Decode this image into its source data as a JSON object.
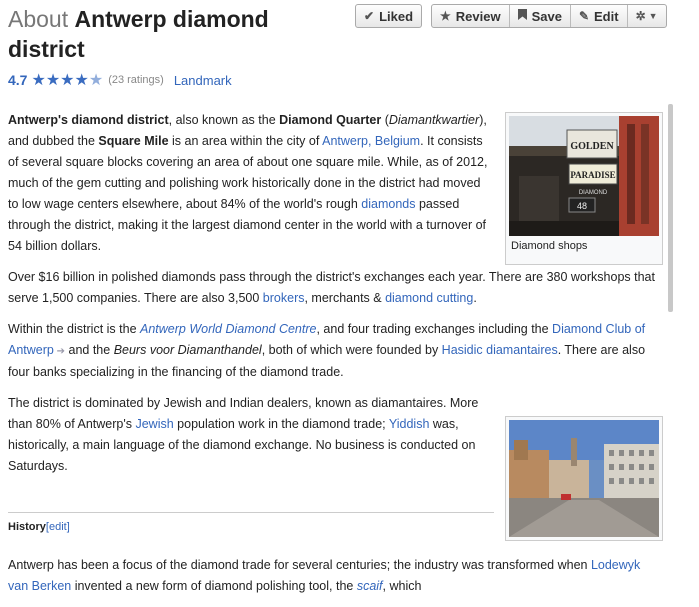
{
  "header": {
    "about": "About",
    "name": "Antwerp diamond district"
  },
  "rating": {
    "score": "4.7",
    "count": "(23 ratings)",
    "category": "Landmark"
  },
  "buttons": {
    "liked": "Liked",
    "review": "Review",
    "save": "Save",
    "edit": "Edit"
  },
  "p1": {
    "t1": "Antwerp's diamond district",
    "t2": ", also known as the ",
    "t3": "Diamond Quarter",
    "t4": " (",
    "t5": "Diamantkwartier",
    "t6": "), and dubbed the ",
    "t7": "Square Mile",
    "t8": " is an area within the city of ",
    "l1": "Antwerp, Belgium",
    "t9": ". It consists of several square blocks covering an area of about one square mile. While, as of 2012, much of the gem cutting and polishing work historically done in the district had moved to low wage centers elsewhere, about 84% of the world's rough ",
    "l2": "diamonds",
    "t10": " passed through the district, making it the largest diamond center in the world with a turnover of 54 billion dollars."
  },
  "p2": {
    "t1": "Over $16 billion in polished diamonds pass through the district's exchanges each year. There are 380 workshops that serve 1,500 companies. There are also 3,500 ",
    "l1": "brokers",
    "t2": ", merchants & ",
    "l2": "diamond cutting",
    "t3": "."
  },
  "p3": {
    "t1": "Within the district is the ",
    "l1": "Antwerp World Diamond Centre",
    "t2": ", and four trading exchanges including the ",
    "l2": "Diamond Club of Antwerp",
    "t3": " and the ",
    "t4": "Beurs voor Diamanthandel",
    "t5": ", both of which were founded by ",
    "l3": "Hasidic diamantaires",
    "t6": ". There are also four banks specializing in the financing of the diamond trade."
  },
  "p4": {
    "t1": "The district is dominated by Jewish and Indian dealers, known as diamantaires. More than 80% of Antwerp's ",
    "l1": "Jewish",
    "t2": " population work in the diamond trade; ",
    "l2": "Yiddish",
    "t3": " was, historically, a main language of the diamond exchange. No business is conducted on Saturdays."
  },
  "section": {
    "title": "History",
    "edit": "[edit]"
  },
  "p5": {
    "t1": "Antwerp has been a focus of the diamond trade for several centuries; the industry was transformed when ",
    "l1": "Lodewyk van Berken",
    "t2": " invented a new form of diamond polishing tool, the ",
    "l2": "scaif",
    "t3": ", which"
  },
  "images": {
    "shops_caption": "Diamond shops",
    "sign1": "GOLDEN",
    "sign2": "PARADISE",
    "sign3": "DIAMOND",
    "sign4": "48"
  }
}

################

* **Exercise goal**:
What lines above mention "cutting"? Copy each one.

* **Exercise result**:
    "t9": ". It consists of several square blocks covering an area of about one square mile. While, as of 2012, much of the gem cutting and polishing work historically done in the district had moved to low wage centers elsewhere, about 84% of the world's rough ",
    "l2": "diamond cutting",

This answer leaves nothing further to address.